Page and application data records:
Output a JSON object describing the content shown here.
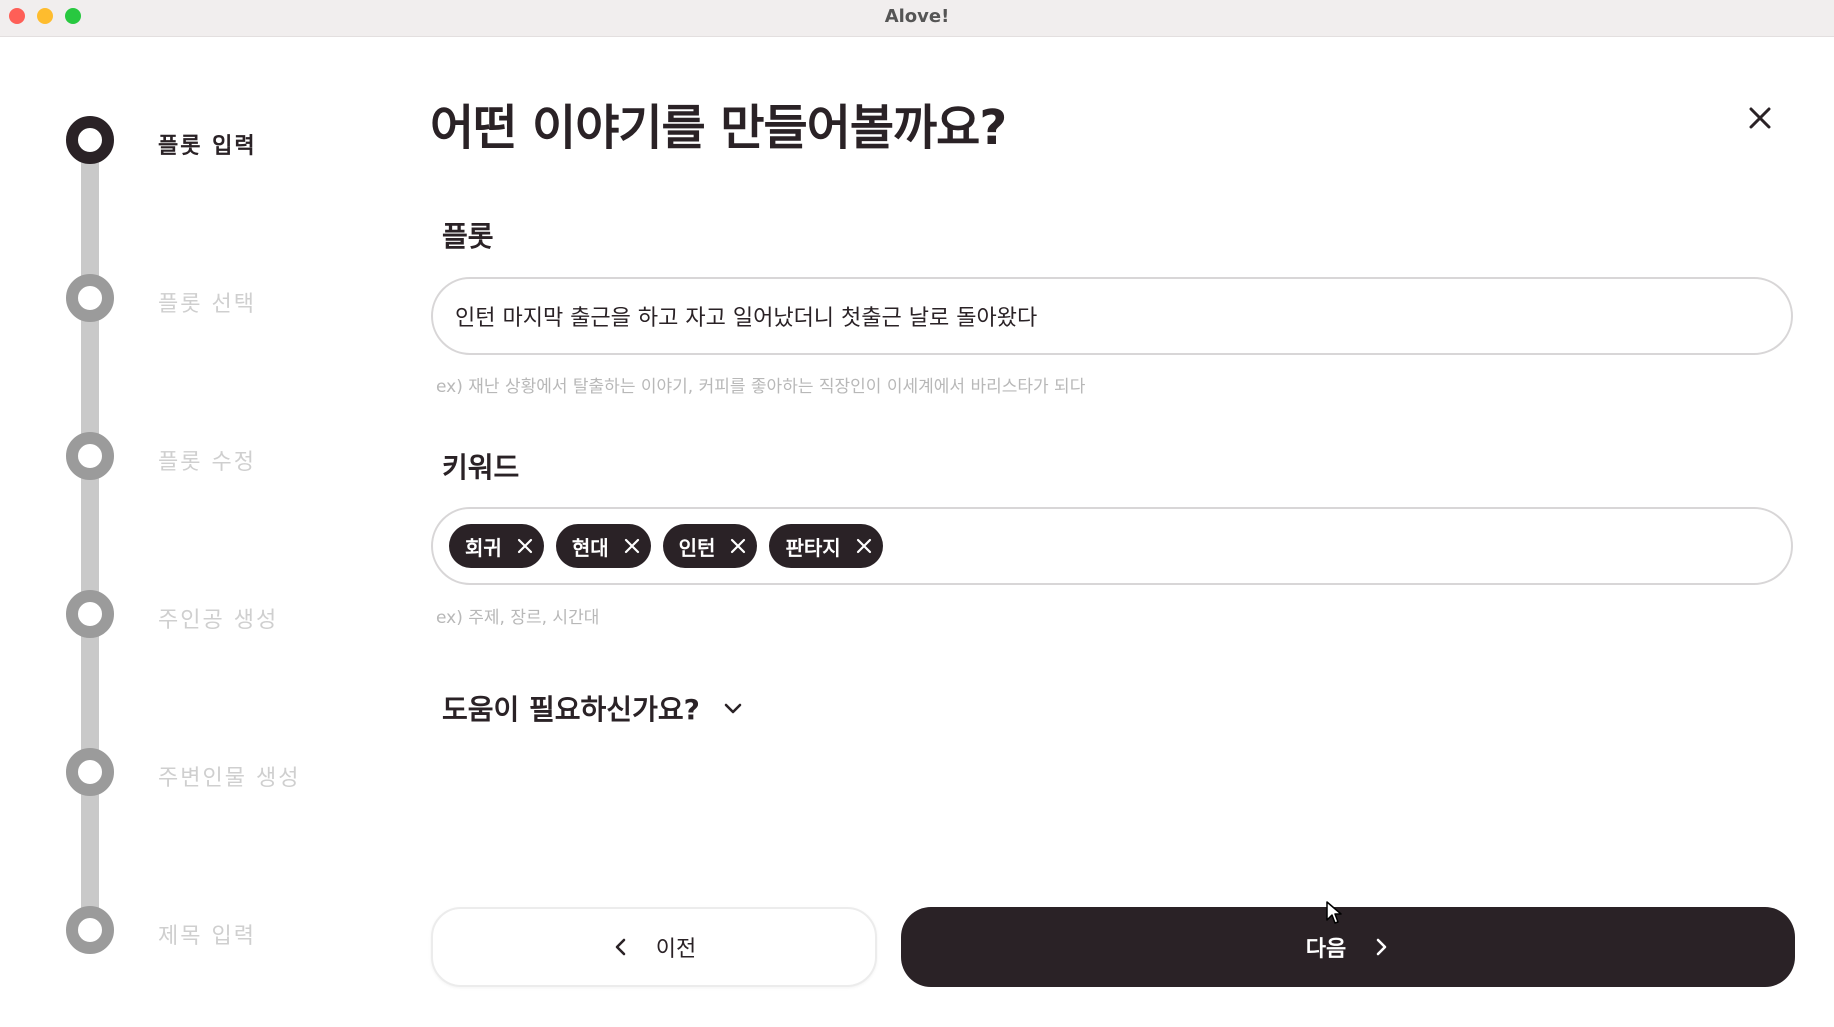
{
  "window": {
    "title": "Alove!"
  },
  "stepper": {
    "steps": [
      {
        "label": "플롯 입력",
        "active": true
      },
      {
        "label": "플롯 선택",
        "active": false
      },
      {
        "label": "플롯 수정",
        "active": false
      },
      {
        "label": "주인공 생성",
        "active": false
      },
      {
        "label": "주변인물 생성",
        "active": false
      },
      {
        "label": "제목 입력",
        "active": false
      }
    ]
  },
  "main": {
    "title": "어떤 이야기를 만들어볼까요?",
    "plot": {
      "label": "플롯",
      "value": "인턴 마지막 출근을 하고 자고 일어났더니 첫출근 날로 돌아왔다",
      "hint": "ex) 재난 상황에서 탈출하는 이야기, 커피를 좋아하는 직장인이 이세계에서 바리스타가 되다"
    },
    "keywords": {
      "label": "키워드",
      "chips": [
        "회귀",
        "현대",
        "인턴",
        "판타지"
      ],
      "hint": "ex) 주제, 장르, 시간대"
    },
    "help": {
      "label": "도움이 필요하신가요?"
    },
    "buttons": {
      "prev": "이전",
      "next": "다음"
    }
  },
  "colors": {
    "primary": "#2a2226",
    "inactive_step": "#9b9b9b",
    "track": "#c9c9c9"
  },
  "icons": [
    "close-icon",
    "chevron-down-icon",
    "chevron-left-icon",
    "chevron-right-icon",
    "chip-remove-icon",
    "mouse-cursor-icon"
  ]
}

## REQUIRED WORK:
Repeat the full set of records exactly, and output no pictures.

## RESPONSE TO THIS EXERCISE:
Output a JSON object describing the content shown here.
{
  "window": {
    "title": "Alove!"
  },
  "stepper": {
    "steps": [
      {
        "label": "플롯 입력",
        "active": true
      },
      {
        "label": "플롯 선택",
        "active": false
      },
      {
        "label": "플롯 수정",
        "active": false
      },
      {
        "label": "주인공 생성",
        "active": false
      },
      {
        "label": "주변인물 생성",
        "active": false
      },
      {
        "label": "제목 입력",
        "active": false
      }
    ]
  },
  "main": {
    "title": "어떤 이야기를 만들어볼까요?",
    "plot": {
      "label": "플롯",
      "value": "인턴 마지막 출근을 하고 자고 일어났더니 첫출근 날로 돌아왔다",
      "hint": "ex) 재난 상황에서 탈출하는 이야기, 커피를 좋아하는 직장인이 이세계에서 바리스타가 되다"
    },
    "keywords": {
      "label": "키워드",
      "chips": [
        "회귀",
        "현대",
        "인턴",
        "판타지"
      ],
      "hint": "ex) 주제, 장르, 시간대"
    },
    "help": {
      "label": "도움이 필요하신가요?"
    },
    "buttons": {
      "prev": "이전",
      "next": "다음"
    }
  },
  "colors": {
    "primary": "#2a2226",
    "inactive_step": "#9b9b9b",
    "track": "#c9c9c9"
  },
  "icons": [
    "close-icon",
    "chevron-down-icon",
    "chevron-left-icon",
    "chevron-right-icon",
    "chip-remove-icon",
    "mouse-cursor-icon"
  ]
}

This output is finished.